Have you guys seen these movies? Before Sunrise is about an American boy and a French girl who meet on a train and then spend a day (and a night) together in the city of Vienna. It's a romance, it's intelligent and sincere and hopeful and captures so much about being in your early twenties and life waiting ahead of you. It's gorgeous and completely swoony and smiley so heartfelt and original and if it was a YA novel it would be sitting on my absolute favourite shelf.

I so recommend it as a must see for all YA fans. Do yourself a favour and check it out (Did I mention it has a rating of 100% on Rotten Tomatoes?)

2. Before Sunset 
Did I mention how much I love Before Sunrise? Well, the best news is: there is a sequel: Before Sunset. And the whole concept of it is brilliant. Nine years later Julie Delpy and Ethan Hawke came together again to film this sequel that is set nine years later. Now in their early thirties they meet again in Vienna, you can see what has happen to them a decade on. Just as charming and engaging as the first one.

Julie Delpy and Ethan Hawke in Before Sunset, nine years on
AND the good news is, the third installment, Before Midnight is coming to theatres in May this year, another decade on:
Screenshot from Before Midnight

3. Missy Higgins

I have always loved Missy but lately I am on such a kick (her 2012 album, the ol' razzle dazzle is so so good). She's my favourite Female Aussie artist, I love her lyrics and her vibe and her voice. I can't even pick a favourite track as they are so varied and good.
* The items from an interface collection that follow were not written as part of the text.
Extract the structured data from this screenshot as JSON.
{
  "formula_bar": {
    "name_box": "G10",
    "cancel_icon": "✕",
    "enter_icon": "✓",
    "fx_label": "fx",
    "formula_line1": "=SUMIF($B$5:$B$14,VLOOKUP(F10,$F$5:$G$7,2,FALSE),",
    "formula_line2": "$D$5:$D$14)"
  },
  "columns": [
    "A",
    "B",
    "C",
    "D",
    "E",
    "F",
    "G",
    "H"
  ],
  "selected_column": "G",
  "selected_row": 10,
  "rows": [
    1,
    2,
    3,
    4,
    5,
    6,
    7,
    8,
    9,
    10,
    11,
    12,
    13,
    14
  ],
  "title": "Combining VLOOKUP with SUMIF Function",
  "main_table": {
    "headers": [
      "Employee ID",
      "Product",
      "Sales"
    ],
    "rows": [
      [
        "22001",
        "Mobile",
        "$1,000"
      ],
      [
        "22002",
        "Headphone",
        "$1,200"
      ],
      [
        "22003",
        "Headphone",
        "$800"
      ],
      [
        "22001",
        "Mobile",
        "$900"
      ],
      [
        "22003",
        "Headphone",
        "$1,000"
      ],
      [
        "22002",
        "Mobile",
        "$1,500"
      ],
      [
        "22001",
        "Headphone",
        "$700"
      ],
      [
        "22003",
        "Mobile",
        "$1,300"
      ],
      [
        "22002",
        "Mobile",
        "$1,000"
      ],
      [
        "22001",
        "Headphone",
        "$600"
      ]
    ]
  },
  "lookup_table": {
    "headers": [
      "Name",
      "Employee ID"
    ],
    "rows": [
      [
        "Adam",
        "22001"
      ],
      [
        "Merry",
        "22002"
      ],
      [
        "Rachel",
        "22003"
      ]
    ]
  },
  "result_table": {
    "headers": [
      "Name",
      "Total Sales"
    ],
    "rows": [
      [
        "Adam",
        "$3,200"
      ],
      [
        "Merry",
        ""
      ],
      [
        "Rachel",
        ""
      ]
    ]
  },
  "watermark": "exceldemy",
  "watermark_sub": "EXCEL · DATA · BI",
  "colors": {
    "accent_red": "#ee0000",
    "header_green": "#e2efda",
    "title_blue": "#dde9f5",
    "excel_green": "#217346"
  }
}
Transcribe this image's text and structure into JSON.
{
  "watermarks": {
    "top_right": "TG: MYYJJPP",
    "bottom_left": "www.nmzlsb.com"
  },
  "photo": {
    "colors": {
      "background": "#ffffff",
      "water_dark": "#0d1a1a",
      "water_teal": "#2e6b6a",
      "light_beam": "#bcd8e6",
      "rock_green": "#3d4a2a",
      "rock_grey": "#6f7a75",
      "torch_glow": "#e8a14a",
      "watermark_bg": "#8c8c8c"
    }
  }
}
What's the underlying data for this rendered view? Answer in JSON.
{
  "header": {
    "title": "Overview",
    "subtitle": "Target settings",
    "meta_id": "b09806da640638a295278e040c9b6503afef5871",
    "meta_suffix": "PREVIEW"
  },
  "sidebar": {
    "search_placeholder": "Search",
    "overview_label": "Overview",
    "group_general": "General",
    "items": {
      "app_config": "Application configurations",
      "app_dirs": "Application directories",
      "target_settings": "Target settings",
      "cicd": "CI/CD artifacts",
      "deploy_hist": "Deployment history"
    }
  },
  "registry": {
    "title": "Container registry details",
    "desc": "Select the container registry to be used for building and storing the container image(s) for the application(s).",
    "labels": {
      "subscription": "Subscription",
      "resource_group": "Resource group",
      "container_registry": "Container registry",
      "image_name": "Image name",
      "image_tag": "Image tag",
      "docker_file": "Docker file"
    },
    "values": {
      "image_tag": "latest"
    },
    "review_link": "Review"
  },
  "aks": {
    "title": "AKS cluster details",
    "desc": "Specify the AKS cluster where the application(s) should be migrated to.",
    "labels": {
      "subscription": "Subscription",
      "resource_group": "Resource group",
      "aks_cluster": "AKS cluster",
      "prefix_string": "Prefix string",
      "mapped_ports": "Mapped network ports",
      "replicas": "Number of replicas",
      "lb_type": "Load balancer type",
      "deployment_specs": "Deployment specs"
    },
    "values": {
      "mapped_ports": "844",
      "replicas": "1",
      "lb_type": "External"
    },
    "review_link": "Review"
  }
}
I have embedded a track below as I love the themes (of letting it all go and steering your own life) and also as it's the song set to my alarm which wakes me up on weekdays (love being woken up by a guitar strum)

4. The Bookish Manicurist

Mandee, an Aussie blogger from Vegan YA Nerds, has started a new blog that combines her passion for books and nails, featuring her original mani's that match the books she's been reading. They're simply gorgeous and creative and Mandee is one of the nicest, most genuine bloggers around. I so recommend you check her out :) I have been so loving her designs and tutorials.

5. The Walking Dead

Juuust finished watching season three. Which was so addictive and just plain good fun. Anyone else a fan?

6. Holidays

It's school holidays in Queenslad and I love this time of year. We've been chilling out with board games (our favourites lately include: Caracassonne, Settlers of Catan, Labyrinth, Monopoly Deal Millionaire, Risk and $GREED)

And we've been bushwalking about the place. Today we climbed Mount Coolum (see below) with the kids and the views on top of the Sunshine Coast were just so stunning. 

Mount Coolum on the Sunshine Coast
7. Reading

I've also been reading a bit ;) I have some reviews coming up (half written in my drafts) and have found a few new favourite books, plus been a tiny bit let down with others. here's some books I've read lately:

More to come on these books soon. (Three of these I did not love, although I thought I would for sure.)

AND that's it for now. I would love to know what you've been up to? Any fab books you've been reading? Any TV shows or dvds to recommend?

Peace out

Nomes xo